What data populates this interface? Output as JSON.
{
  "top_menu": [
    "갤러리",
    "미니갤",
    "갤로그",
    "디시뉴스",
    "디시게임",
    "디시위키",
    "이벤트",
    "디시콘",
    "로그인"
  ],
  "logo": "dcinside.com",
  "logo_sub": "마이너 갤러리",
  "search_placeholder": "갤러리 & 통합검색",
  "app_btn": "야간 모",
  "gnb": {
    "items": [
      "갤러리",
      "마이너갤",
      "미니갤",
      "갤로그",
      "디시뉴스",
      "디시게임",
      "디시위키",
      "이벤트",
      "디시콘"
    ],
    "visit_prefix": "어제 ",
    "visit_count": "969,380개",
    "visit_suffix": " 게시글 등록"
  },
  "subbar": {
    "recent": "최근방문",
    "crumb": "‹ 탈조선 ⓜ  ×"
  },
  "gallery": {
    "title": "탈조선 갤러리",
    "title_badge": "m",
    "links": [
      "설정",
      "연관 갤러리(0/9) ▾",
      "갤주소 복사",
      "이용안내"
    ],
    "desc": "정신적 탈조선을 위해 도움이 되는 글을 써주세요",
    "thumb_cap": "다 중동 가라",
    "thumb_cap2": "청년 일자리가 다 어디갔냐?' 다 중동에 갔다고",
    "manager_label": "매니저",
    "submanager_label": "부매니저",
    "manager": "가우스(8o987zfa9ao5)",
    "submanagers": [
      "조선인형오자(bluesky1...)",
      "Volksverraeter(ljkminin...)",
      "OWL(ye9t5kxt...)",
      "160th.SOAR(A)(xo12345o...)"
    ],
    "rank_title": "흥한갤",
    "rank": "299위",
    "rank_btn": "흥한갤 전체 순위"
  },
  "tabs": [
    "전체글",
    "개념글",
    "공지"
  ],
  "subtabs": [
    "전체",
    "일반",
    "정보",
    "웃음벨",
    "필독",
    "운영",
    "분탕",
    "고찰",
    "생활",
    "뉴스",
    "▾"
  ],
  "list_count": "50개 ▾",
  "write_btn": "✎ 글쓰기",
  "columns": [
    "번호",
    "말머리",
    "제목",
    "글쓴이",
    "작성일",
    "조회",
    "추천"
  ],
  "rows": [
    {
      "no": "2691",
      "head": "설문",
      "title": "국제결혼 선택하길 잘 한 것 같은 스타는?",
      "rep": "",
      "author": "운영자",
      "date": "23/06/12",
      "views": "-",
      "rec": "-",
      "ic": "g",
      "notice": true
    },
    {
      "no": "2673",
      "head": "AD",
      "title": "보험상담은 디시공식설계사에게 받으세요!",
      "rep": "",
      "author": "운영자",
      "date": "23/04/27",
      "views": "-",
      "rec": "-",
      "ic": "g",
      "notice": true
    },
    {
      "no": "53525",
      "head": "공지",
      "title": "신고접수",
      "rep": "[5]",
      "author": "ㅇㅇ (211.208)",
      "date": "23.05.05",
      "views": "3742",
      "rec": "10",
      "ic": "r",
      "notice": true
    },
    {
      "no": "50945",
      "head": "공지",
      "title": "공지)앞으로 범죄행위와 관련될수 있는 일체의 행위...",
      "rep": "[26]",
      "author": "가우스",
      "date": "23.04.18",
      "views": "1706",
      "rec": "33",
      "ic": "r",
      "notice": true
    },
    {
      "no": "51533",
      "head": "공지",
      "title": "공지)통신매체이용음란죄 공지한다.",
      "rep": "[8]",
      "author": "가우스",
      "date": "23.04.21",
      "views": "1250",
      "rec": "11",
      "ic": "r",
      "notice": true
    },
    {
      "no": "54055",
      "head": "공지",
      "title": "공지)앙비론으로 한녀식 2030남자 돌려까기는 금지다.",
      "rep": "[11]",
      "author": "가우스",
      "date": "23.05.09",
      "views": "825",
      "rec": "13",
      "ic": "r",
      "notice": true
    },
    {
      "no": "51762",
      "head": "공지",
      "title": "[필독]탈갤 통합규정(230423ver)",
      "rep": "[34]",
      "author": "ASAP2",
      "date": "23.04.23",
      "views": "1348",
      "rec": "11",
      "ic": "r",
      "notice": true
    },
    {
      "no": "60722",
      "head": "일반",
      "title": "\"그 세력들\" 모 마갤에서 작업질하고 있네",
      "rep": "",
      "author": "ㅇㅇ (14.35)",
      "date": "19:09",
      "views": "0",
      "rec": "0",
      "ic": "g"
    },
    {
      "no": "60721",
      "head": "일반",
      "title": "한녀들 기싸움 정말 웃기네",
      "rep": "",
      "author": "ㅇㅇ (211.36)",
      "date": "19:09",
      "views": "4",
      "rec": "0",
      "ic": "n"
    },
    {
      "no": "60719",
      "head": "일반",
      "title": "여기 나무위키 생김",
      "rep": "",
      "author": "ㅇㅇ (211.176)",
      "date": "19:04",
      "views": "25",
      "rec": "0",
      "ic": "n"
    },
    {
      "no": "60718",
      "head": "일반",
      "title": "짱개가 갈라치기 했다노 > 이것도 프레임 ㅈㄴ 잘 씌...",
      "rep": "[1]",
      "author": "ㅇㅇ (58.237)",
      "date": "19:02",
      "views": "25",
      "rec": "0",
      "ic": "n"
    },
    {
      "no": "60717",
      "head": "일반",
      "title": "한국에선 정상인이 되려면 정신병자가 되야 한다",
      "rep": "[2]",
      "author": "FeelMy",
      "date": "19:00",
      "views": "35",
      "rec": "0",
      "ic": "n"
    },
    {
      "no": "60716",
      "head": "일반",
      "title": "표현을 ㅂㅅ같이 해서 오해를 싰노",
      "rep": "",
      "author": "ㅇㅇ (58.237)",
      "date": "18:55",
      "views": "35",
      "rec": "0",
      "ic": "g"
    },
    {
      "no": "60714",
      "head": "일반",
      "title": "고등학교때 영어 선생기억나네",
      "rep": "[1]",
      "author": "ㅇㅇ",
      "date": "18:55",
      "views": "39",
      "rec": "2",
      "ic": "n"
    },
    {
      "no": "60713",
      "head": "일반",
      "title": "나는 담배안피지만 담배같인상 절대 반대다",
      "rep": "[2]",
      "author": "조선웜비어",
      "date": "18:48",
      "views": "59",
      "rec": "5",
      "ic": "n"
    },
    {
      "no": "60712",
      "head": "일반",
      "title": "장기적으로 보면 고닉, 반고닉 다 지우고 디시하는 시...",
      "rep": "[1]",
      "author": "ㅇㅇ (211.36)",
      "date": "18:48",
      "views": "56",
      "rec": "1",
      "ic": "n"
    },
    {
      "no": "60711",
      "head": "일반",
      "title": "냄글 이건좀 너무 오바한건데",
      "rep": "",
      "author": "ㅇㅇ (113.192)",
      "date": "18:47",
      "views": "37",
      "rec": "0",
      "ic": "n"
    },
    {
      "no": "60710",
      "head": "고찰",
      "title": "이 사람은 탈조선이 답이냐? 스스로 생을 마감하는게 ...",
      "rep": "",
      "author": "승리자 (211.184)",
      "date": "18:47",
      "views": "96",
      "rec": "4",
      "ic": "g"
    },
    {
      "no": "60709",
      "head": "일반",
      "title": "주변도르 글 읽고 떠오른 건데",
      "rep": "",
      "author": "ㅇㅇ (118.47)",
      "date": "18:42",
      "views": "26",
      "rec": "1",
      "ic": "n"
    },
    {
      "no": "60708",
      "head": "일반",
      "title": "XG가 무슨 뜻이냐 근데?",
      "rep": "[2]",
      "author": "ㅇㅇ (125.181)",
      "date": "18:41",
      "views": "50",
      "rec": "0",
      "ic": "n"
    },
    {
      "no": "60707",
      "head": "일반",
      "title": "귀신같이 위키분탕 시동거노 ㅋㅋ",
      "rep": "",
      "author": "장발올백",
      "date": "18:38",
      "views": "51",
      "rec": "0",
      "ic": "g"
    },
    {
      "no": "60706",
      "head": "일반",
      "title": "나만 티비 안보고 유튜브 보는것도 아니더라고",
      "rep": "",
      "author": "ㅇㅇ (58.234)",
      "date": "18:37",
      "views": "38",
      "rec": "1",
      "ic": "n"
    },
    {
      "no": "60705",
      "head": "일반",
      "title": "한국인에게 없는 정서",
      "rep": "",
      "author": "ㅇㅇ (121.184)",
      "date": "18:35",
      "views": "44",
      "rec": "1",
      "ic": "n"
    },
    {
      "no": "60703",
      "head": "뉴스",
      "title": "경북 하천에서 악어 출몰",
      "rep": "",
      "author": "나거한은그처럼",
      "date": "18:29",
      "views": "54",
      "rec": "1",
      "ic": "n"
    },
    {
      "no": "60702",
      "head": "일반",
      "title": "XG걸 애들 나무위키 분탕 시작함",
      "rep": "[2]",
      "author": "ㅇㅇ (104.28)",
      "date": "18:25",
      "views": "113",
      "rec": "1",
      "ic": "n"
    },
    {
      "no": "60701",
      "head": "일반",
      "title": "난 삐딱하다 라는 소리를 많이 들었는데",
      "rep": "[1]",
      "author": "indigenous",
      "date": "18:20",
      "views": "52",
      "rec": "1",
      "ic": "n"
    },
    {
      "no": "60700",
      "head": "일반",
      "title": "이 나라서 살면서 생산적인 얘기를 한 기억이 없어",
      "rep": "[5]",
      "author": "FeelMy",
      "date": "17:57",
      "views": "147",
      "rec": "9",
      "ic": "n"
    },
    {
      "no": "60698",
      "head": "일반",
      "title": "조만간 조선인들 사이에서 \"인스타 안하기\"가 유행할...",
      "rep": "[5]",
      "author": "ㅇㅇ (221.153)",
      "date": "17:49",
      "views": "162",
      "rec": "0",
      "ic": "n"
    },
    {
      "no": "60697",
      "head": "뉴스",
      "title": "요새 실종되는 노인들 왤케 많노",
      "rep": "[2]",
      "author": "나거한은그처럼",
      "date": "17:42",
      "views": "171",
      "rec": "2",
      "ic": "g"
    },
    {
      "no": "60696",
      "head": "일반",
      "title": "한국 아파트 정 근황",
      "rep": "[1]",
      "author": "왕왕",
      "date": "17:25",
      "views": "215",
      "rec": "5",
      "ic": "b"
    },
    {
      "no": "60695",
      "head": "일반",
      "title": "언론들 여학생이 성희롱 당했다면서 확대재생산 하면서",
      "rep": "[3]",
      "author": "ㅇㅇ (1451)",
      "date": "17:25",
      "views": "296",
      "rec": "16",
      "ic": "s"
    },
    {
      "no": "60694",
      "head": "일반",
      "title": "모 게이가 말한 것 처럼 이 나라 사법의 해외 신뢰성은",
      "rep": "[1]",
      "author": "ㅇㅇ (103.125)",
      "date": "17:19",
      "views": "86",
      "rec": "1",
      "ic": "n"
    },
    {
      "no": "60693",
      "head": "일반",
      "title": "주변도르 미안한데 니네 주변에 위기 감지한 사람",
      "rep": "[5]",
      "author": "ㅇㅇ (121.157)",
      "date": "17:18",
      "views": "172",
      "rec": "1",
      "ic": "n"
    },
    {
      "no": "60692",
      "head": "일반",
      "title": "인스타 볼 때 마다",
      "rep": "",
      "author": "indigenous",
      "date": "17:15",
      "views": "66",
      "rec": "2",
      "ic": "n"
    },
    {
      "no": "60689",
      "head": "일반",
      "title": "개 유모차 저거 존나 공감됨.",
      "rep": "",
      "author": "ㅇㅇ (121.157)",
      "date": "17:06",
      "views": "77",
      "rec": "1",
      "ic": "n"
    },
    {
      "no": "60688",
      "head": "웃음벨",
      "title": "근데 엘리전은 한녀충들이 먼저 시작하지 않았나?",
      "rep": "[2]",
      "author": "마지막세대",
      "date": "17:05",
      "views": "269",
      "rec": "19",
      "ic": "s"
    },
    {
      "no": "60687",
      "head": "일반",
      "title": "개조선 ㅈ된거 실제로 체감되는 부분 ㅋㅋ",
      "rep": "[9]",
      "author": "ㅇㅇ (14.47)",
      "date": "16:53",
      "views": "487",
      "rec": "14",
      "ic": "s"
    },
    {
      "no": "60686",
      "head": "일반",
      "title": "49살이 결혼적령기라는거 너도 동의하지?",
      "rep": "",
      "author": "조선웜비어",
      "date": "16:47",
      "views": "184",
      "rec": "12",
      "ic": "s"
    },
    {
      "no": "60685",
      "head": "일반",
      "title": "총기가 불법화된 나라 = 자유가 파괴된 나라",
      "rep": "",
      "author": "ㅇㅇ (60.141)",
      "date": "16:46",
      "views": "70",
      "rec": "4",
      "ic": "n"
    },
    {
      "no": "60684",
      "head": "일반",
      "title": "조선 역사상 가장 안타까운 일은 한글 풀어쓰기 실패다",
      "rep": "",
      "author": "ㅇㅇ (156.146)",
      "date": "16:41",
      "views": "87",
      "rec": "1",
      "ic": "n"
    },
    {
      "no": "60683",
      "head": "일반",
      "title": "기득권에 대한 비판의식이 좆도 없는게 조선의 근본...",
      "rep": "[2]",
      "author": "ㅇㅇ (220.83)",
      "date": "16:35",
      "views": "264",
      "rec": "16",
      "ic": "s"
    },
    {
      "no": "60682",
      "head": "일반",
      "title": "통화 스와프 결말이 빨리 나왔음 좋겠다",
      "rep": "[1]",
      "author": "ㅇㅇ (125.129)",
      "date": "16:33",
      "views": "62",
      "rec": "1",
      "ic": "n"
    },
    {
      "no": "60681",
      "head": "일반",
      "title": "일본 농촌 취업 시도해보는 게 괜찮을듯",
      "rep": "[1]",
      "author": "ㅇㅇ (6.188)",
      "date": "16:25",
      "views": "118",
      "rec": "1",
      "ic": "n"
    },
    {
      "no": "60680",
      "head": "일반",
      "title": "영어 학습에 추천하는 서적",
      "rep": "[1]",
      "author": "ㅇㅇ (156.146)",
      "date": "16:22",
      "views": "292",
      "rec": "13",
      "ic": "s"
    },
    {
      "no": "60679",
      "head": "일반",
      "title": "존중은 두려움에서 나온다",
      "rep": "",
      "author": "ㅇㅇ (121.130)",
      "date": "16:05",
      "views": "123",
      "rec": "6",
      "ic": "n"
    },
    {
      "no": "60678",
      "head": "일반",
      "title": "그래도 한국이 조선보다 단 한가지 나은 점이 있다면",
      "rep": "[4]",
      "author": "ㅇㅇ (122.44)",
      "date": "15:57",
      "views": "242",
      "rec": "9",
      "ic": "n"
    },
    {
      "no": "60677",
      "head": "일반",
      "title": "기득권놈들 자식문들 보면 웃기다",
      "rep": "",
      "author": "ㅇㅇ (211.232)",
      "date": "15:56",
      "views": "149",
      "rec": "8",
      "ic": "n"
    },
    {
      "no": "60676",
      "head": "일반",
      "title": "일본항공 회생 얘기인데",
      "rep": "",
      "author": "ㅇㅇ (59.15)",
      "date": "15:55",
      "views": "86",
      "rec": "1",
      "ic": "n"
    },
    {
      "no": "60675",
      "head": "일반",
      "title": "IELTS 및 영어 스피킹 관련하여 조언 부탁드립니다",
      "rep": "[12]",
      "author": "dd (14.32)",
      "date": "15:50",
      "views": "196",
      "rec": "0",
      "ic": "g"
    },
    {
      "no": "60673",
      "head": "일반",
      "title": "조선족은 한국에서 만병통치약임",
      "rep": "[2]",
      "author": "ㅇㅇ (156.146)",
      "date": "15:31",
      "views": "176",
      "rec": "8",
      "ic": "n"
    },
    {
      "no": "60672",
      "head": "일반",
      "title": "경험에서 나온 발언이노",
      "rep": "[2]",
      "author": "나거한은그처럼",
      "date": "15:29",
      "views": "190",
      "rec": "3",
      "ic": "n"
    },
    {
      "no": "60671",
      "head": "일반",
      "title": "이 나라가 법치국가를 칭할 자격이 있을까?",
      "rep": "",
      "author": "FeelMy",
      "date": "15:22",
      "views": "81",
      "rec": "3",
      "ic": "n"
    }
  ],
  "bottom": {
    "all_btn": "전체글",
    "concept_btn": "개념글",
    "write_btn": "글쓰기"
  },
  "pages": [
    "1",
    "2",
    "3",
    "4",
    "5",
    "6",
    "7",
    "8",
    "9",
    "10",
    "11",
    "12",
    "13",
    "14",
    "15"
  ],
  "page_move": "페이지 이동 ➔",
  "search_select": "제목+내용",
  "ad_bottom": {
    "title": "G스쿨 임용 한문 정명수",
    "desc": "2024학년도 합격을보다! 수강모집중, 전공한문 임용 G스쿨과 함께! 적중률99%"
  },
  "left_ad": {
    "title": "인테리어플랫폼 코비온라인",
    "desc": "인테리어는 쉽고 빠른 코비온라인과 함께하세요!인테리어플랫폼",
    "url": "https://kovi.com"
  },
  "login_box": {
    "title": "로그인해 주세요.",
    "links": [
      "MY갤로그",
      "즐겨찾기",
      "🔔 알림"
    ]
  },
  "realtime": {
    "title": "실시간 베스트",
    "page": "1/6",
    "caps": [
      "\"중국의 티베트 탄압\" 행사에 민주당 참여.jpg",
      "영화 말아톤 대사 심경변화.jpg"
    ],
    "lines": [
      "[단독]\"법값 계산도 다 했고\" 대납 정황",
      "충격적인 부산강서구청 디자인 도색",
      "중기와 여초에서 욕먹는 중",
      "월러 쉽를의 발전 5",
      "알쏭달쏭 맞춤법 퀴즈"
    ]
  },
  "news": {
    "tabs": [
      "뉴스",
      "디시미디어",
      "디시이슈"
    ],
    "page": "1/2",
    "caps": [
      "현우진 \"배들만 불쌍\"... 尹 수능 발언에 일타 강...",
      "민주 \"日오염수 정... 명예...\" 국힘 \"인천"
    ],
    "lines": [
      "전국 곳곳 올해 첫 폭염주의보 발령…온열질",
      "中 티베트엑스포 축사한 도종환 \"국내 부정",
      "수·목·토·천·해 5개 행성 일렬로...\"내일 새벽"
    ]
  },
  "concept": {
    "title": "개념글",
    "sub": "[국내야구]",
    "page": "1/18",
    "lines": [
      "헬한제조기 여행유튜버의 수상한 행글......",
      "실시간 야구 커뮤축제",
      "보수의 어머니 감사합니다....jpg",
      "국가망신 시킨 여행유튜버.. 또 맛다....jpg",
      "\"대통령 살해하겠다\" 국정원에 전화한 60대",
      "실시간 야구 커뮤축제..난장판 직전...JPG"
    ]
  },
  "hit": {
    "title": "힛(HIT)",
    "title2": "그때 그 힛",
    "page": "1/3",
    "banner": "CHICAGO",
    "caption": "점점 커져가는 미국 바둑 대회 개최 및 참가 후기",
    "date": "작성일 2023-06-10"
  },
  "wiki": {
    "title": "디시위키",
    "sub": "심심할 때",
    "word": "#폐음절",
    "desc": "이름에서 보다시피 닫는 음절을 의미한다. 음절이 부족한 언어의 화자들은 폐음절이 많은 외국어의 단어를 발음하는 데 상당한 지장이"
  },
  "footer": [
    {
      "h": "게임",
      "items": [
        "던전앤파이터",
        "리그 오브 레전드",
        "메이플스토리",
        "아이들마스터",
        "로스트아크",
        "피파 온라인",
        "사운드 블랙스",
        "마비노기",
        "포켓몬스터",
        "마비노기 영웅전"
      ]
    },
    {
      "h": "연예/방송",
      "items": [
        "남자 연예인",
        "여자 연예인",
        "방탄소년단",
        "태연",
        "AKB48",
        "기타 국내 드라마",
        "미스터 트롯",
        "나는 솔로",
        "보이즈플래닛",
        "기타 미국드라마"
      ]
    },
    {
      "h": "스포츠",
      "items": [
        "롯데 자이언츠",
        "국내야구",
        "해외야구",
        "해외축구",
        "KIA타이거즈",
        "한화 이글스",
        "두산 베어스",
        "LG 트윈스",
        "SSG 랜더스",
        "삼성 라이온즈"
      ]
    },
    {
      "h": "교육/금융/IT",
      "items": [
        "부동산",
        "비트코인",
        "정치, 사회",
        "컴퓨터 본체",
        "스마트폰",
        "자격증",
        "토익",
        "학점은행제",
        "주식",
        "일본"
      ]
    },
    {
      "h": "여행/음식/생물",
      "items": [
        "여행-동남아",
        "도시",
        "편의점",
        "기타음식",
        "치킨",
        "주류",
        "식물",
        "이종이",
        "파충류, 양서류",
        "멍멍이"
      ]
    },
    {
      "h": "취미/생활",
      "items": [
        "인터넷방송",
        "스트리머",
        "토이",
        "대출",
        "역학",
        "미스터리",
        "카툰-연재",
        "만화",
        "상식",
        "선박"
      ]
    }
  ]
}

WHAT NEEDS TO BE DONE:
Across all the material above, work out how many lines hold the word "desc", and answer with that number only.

RESPONSE TO THE TASK:
4